## Assignment
Check each line of the records below for the string "this", then state how many lines contain it, with no other output.

## Supplied records
= Beginning of Section =

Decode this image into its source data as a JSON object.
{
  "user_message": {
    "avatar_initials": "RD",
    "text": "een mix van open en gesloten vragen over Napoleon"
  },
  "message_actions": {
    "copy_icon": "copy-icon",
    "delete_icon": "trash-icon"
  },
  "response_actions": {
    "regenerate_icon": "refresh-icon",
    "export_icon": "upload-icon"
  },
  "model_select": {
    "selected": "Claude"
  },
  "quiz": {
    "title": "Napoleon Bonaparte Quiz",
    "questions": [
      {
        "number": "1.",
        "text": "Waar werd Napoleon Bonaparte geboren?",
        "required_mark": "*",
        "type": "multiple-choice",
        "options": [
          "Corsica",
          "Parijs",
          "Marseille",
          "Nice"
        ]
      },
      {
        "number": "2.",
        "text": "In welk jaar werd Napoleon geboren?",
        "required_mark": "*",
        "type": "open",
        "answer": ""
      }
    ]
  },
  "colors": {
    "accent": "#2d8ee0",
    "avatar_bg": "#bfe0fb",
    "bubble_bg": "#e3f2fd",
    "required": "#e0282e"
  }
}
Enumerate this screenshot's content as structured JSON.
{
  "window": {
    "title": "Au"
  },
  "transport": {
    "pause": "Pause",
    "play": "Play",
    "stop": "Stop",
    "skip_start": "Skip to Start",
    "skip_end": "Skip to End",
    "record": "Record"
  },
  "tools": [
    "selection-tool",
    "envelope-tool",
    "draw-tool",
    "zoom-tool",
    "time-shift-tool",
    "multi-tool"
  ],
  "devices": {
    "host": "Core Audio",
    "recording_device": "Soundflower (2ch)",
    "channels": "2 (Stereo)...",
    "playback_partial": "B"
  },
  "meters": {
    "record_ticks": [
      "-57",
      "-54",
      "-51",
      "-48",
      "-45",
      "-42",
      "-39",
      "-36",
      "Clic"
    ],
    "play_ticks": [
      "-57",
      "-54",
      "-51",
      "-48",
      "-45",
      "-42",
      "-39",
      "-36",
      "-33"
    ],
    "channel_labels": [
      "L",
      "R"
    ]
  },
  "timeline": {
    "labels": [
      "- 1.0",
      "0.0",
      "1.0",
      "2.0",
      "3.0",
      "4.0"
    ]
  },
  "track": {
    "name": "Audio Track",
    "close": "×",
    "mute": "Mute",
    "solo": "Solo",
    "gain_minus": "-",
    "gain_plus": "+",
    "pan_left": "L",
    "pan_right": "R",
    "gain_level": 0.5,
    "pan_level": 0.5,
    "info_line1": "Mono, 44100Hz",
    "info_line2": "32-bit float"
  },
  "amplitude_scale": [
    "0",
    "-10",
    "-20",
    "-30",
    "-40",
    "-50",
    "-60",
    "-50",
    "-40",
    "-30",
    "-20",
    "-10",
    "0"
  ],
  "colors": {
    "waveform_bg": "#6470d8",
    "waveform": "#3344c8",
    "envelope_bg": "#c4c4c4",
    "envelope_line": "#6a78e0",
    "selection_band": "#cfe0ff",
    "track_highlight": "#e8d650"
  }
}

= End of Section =

## Answer section
2